Records excerpted from a collection:
☆ ☆ ☆ ☆ ☆ ☆ ☆

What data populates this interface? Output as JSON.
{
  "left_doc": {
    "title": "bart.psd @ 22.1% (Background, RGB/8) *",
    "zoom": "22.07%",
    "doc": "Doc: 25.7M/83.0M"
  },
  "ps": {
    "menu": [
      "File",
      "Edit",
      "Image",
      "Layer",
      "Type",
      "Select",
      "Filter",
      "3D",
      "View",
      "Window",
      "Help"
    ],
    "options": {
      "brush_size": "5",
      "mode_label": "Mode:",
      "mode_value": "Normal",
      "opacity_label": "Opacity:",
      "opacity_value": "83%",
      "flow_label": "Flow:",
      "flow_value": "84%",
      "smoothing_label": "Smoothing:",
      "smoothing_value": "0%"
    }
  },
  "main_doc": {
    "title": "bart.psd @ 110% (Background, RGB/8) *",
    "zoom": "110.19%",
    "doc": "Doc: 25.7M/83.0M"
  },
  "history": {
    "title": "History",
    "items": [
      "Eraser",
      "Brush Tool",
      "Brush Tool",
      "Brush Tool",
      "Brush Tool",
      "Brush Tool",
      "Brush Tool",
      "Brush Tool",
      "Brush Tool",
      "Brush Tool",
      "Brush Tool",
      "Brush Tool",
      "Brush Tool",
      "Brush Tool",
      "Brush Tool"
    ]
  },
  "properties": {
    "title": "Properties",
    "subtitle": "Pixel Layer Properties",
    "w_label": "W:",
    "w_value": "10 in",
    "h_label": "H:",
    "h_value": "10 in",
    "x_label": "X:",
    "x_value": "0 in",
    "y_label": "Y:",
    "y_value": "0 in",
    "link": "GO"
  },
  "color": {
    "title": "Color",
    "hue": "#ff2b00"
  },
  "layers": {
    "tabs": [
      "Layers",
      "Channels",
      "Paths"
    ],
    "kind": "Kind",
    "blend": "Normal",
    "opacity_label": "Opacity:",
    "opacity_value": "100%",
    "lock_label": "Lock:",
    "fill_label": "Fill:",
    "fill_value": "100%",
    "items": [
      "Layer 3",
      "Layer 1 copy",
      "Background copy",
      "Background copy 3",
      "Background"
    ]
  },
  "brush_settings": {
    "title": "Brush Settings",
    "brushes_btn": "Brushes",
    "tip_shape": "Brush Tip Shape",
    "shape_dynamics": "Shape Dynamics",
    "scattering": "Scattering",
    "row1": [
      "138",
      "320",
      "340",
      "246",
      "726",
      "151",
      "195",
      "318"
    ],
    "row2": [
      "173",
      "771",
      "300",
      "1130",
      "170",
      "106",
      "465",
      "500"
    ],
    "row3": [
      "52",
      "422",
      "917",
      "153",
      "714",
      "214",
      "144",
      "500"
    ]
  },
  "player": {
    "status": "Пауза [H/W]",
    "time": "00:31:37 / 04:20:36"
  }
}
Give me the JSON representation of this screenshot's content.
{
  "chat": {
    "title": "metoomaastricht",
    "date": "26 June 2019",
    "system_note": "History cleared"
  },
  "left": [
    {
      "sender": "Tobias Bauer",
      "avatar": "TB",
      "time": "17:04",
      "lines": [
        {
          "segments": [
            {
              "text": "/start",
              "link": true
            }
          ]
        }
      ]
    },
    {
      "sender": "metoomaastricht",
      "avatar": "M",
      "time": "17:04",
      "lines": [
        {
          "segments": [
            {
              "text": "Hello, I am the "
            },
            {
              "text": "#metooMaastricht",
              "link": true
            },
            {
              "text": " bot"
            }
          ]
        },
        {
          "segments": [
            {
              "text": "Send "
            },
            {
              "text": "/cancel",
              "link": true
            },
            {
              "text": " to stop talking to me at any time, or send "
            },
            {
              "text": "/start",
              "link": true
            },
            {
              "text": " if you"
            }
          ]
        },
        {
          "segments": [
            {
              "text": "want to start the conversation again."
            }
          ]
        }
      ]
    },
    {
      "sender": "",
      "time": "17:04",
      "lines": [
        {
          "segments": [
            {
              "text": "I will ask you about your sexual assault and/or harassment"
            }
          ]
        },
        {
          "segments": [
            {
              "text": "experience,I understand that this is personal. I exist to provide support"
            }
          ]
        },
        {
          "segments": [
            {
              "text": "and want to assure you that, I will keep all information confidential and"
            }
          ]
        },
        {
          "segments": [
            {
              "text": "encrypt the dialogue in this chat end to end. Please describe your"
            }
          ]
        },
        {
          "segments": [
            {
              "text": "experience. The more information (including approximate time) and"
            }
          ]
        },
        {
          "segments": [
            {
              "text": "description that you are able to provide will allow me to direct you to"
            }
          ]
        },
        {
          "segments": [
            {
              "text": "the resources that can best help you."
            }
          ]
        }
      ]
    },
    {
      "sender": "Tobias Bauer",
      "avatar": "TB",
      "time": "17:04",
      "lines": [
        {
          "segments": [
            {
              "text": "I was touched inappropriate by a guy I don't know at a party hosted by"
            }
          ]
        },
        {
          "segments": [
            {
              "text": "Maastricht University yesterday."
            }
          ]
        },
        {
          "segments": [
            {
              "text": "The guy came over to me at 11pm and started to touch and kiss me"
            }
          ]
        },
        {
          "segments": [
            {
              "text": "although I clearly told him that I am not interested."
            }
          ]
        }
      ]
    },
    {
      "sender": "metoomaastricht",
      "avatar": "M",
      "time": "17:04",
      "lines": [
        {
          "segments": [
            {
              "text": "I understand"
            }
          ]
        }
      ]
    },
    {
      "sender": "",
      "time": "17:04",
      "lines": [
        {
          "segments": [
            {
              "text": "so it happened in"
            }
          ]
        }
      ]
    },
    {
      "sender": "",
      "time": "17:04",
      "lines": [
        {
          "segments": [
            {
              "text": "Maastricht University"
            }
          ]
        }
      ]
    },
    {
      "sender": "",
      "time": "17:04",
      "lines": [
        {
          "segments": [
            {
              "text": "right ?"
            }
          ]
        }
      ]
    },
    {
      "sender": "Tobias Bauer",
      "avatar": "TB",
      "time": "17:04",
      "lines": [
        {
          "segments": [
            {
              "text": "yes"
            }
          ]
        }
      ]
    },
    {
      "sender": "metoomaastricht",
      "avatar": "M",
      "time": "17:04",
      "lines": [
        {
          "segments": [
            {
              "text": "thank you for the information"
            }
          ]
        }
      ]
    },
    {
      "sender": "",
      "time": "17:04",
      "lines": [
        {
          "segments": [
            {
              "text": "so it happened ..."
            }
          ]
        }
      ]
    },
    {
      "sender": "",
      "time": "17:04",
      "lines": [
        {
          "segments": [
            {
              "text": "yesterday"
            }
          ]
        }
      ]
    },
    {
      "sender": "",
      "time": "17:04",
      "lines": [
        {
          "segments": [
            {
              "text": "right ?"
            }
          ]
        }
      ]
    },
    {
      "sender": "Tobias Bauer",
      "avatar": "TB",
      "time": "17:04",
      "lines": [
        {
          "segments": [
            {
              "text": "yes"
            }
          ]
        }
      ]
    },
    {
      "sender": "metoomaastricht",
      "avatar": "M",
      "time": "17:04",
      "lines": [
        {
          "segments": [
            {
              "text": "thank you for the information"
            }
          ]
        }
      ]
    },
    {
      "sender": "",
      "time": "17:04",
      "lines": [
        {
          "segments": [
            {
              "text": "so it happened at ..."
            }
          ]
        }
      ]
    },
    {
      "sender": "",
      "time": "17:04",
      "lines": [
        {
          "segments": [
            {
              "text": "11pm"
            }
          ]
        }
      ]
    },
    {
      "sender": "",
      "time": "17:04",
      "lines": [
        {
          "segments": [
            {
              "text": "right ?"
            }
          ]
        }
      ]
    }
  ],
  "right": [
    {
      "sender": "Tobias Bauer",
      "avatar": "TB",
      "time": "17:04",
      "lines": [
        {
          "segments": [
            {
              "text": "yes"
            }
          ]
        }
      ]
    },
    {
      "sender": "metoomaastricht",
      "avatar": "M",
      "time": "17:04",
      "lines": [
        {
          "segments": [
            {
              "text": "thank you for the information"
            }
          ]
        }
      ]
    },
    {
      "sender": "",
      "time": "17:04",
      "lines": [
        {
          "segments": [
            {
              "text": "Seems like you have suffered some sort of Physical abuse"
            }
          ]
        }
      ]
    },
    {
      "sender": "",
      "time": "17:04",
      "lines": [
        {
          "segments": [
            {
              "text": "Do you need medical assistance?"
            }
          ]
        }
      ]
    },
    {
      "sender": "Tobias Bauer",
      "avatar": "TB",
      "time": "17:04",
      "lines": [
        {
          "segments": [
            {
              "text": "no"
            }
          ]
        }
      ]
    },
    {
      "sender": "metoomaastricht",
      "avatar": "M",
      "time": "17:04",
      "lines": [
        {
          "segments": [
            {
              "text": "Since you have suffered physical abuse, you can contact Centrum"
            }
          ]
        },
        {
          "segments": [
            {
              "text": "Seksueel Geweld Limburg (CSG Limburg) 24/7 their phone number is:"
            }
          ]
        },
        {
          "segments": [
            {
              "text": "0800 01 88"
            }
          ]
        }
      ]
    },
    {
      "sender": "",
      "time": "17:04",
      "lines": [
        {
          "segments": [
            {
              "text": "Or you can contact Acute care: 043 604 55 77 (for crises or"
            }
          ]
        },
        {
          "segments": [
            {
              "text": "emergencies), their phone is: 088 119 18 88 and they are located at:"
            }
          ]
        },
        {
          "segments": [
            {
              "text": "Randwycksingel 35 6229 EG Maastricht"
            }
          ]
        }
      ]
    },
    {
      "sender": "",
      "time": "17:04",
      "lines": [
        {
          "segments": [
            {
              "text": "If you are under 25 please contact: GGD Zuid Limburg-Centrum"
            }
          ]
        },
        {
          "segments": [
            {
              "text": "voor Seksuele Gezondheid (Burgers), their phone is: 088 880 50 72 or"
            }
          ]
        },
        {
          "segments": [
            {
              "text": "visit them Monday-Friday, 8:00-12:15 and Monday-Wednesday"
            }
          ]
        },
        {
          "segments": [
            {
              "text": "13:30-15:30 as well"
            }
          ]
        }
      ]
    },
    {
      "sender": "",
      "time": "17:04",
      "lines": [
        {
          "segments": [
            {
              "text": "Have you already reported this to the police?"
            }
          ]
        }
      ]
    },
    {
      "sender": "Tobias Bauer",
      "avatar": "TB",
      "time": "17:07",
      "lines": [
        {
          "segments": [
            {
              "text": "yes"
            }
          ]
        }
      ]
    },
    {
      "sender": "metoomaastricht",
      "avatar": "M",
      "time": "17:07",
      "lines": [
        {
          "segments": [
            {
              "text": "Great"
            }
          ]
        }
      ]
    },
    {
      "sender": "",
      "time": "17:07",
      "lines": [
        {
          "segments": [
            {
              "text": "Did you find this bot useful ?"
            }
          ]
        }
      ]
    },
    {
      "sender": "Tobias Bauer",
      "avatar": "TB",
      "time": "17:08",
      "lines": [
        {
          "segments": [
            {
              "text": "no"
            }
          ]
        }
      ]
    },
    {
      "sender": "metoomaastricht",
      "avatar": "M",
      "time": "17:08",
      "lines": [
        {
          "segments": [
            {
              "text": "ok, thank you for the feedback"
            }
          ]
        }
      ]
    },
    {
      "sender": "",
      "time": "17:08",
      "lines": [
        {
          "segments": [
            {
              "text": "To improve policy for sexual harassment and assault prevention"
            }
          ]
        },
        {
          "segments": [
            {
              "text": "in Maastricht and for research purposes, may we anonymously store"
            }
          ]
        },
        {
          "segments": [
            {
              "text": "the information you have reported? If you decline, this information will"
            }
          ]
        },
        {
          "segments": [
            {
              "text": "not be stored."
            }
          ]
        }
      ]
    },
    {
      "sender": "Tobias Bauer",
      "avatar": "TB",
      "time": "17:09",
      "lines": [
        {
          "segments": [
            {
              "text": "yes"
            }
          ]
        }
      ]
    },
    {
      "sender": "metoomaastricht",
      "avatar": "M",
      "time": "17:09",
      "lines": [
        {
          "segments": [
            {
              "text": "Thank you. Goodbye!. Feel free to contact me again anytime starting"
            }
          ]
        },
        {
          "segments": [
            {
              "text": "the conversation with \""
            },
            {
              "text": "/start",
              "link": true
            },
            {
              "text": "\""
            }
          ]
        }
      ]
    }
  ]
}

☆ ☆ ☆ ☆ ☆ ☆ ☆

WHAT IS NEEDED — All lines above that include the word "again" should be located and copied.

RESPONSE —
              "text": "want to start the conversation again."
              "text": "Thank you. Goodbye!. Feel free to contact me again anytime starting"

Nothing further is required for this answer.